PROBLEM DESCRIPTION: All of the entries below are to be copied word for word.

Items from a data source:
○ ○ ○ ○ ○ ○ ○

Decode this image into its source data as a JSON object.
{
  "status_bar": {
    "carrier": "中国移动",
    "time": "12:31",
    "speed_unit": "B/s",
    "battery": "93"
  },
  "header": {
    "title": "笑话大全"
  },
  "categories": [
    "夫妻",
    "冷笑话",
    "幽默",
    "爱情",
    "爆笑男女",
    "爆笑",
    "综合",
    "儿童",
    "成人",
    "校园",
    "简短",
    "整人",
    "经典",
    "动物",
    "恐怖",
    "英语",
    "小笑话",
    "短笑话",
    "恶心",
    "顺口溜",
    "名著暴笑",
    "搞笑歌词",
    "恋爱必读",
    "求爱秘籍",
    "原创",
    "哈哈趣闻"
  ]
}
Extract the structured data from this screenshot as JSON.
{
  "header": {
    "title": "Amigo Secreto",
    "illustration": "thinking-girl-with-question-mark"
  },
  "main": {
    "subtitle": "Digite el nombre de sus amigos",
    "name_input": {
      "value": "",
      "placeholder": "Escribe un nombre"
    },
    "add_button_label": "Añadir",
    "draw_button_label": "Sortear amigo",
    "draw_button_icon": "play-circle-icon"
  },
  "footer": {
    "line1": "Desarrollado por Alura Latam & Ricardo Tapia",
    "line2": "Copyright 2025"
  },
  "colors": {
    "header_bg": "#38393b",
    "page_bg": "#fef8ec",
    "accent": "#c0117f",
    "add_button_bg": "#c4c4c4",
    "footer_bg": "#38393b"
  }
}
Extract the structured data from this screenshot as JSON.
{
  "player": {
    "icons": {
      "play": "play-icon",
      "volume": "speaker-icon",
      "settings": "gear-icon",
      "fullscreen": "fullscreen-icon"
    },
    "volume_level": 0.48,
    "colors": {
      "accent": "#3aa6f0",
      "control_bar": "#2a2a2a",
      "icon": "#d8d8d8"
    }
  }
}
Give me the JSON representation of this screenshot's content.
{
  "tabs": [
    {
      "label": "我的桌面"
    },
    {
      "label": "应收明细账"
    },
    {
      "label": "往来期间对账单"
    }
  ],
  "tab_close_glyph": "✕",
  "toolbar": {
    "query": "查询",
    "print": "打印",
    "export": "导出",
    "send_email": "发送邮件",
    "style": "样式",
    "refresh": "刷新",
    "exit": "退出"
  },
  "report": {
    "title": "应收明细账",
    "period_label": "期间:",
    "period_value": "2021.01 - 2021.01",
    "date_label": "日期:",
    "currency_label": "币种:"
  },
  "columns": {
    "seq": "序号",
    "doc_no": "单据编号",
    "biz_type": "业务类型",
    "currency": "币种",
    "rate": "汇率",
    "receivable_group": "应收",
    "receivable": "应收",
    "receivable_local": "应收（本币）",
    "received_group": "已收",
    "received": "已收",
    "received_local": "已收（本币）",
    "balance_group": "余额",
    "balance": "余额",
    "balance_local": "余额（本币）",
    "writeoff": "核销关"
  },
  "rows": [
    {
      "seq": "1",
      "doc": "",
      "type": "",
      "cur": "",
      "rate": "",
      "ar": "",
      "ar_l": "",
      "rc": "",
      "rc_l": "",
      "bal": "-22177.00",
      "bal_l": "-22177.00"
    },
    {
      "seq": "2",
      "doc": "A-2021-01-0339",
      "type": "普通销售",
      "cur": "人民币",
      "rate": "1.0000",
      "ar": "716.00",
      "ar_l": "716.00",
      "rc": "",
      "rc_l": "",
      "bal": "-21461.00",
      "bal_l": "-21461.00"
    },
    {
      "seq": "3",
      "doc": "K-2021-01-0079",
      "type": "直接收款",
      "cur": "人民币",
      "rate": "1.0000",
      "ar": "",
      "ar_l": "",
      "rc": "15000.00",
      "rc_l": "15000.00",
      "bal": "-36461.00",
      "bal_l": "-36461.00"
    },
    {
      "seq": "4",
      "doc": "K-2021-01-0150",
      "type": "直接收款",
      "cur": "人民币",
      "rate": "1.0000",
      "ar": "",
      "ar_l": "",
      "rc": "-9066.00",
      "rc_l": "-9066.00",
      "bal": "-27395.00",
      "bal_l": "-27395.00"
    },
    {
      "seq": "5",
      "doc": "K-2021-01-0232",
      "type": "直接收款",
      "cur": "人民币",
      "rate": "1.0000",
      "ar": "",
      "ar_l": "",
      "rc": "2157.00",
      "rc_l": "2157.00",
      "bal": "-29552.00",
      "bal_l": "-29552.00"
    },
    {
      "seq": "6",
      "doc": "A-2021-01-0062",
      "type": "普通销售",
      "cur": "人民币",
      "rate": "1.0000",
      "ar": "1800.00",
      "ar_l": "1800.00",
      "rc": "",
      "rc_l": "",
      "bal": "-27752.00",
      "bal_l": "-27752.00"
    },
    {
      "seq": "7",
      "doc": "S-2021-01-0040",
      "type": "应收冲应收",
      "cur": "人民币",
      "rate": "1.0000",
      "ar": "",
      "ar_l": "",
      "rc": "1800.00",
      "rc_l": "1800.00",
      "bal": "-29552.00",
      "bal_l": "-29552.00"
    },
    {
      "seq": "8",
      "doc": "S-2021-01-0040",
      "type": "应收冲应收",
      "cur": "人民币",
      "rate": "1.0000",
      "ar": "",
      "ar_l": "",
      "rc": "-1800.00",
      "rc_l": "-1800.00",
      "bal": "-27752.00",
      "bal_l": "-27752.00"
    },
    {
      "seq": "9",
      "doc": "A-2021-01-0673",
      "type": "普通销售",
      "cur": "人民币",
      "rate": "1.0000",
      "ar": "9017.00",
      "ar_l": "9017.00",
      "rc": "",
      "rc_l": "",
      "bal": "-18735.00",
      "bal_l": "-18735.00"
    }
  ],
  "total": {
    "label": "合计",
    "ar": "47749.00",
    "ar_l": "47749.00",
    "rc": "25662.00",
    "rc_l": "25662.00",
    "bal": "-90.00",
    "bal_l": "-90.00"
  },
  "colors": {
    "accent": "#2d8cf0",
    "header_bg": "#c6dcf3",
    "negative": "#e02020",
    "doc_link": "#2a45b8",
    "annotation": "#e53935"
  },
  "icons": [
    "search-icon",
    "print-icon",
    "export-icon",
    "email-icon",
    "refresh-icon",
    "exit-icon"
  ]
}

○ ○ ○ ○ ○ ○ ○

RESULT OF THE EXERCISE:
Decode this image into its source data as a JSON object.
{
  "status_bar": {
    "carrier": "中国移动",
    "time": "12:31",
    "speed_unit": "B/s",
    "battery": "93"
  },
  "header": {
    "title": "笑话大全"
  },
  "categories": [
    "夫妻",
    "冷笑话",
    "幽默",
    "爱情",
    "爆笑男女",
    "爆笑",
    "综合",
    "儿童",
    "成人",
    "校园",
    "简短",
    "整人",
    "经典",
    "动物",
    "恐怖",
    "英语",
    "小笑话",
    "短笑话",
    "恶心",
    "顺口溜",
    "名著暴笑",
    "搞笑歌词",
    "恋爱必读",
    "求爱秘籍",
    "原创",
    "哈哈趣闻"
  ]
}
Extract the structured data from this screenshot as JSON.
{
  "header": {
    "title": "Amigo Secreto",
    "illustration": "thinking-girl-with-question-mark"
  },
  "main": {
    "subtitle": "Digite el nombre de sus amigos",
    "name_input": {
      "value": "",
      "placeholder": "Escribe un nombre"
    },
    "add_button_label": "Añadir",
    "draw_button_label": "Sortear amigo",
    "draw_button_icon": "play-circle-icon"
  },
  "footer": {
    "line1": "Desarrollado por Alura Latam & Ricardo Tapia",
    "line2": "Copyright 2025"
  },
  "colors": {
    "header_bg": "#38393b",
    "page_bg": "#fef8ec",
    "accent": "#c0117f",
    "add_button_bg": "#c4c4c4",
    "footer_bg": "#38393b"
  }
}
Extract the structured data from this screenshot as JSON.
{
  "player": {
    "icons": {
      "play": "play-icon",
      "volume": "speaker-icon",
      "settings": "gear-icon",
      "fullscreen": "fullscreen-icon"
    },
    "volume_level": 0.48,
    "colors": {
      "accent": "#3aa6f0",
      "control_bar": "#2a2a2a",
      "icon": "#d8d8d8"
    }
  }
}
Give me the JSON representation of this screenshot's content.
{
  "tabs": [
    {
      "label": "我的桌面"
    },
    {
      "label": "应收明细账"
    },
    {
      "label": "往来期间对账单"
    }
  ],
  "tab_close_glyph": "✕",
  "toolbar": {
    "query": "查询",
    "print": "打印",
    "export": "导出",
    "send_email": "发送邮件",
    "style": "样式",
    "refresh": "刷新",
    "exit": "退出"
  },
  "report": {
    "title": "应收明细账",
    "period_label": "期间:",
    "period_value": "2021.01 - 2021.01",
    "date_label": "日期:",
    "currency_label": "币种:"
  },
  "columns": {
    "seq": "序号",
    "doc_no": "单据编号",
    "biz_type": "业务类型",
    "currency": "币种",
    "rate": "汇率",
    "receivable_group": "应收",
    "receivable": "应收",
    "receivable_local": "应收（本币）",
    "received_group": "已收",
    "received": "已收",
    "received_local": "已收（本币）",
    "balance_group": "余额",
    "balance": "余额",
    "balance_local": "余额（本币）",
    "writeoff": "核销关"
  },
  "rows": [
    {
      "seq": "1",
      "doc": "",
      "type": "",
      "cur": "",
      "rate": "",
      "ar": "",
      "ar_l": "",
      "rc": "",
      "rc_l": "",
      "bal": "-22177.00",
      "bal_l": "-22177.00"
    },
    {
      "seq": "2",
      "doc": "A-2021-01-0339",
      "type": "普通销售",
      "cur": "人民币",
      "rate": "1.0000",
      "ar": "716.00",
      "ar_l": "716.00",
      "rc": "",
      "rc_l": "",
      "bal": "-21461.00",
      "bal_l": "-21461.00"
    },
    {
      "seq": "3",
      "doc": "K-2021-01-0079",
      "type": "直接收款",
      "cur": "人民币",
      "rate": "1.0000",
      "ar": "",
      "ar_l": "",
      "rc": "15000.00",
      "rc_l": "15000.00",
      "bal": "-36461.00",
      "bal_l": "-36461.00"
    },
    {
      "seq": "4",
      "doc": "K-2021-01-0150",
      "type": "直接收款",
      "cur": "人民币",
      "rate": "1.0000",
      "ar": "",
      "ar_l": "",
      "rc": "-9066.00",
      "rc_l": "-9066.00",
      "bal": "-27395.00",
      "bal_l": "-27395.00"
    },
    {
      "seq": "5",
      "doc": "K-2021-01-0232",
      "type": "直接收款",
      "cur": "人民币",
      "rate": "1.0000",
      "ar": "",
      "ar_l": "",
      "rc": "2157.00",
      "rc_l": "2157.00",
      "bal": "-29552.00",
      "bal_l": "-29552.00"
    },
    {
      "seq": "6",
      "doc": "A-2021-01-0062",
      "type": "普通销售",
      "cur": "人民币",
      "rate": "1.0000",
      "ar": "1800.00",
      "ar_l": "1800.00",
      "rc": "",
      "rc_l": "",
      "bal": "-27752.00",
      "bal_l": "-27752.00"
    },
    {
      "seq": "7",
      "doc": "S-2021-01-0040",
      "type": "应收冲应收",
      "cur": "人民币",
      "rate": "1.0000",
      "ar": "",
      "ar_l": "",
      "rc": "1800.00",
      "rc_l": "1800.00",
      "bal": "-29552.00",
      "bal_l": "-29552.00"
    },
    {
      "seq": "8",
      "doc": "S-2021-01-0040",
      "type": "应收冲应收",
      "cur": "人民币",
      "rate": "1.0000",
      "ar": "",
      "ar_l": "",
      "rc": "-1800.00",
      "rc_l": "-1800.00",
      "bal": "-27752.00",
      "bal_l": "-27752.00"
    },
    {
      "seq": "9",
      "doc": "A-2021-01-0673",
      "type": "普通销售",
      "cur": "人民币",
      "rate": "1.0000",
      "ar": "9017.00",
      "ar_l": "9017.00",
      "rc": "",
      "rc_l": "",
      "bal": "-18735.00",
      "bal_l": "-18735.00"
    }
  ],
  "total": {
    "label": "合计",
    "ar": "47749.00",
    "ar_l": "47749.00",
    "rc": "25662.00",
    "rc_l": "25662.00",
    "bal": "-90.00",
    "bal_l": "-90.00"
  },
  "colors": {
    "accent": "#2d8cf0",
    "header_bg": "#c6dcf3",
    "negative": "#e02020",
    "doc_link": "#2a45b8",
    "annotation": "#e53935"
  },
  "icons": [
    "search-icon",
    "print-icon",
    "export-icon",
    "email-icon",
    "refresh-icon",
    "exit-icon"
  ]
}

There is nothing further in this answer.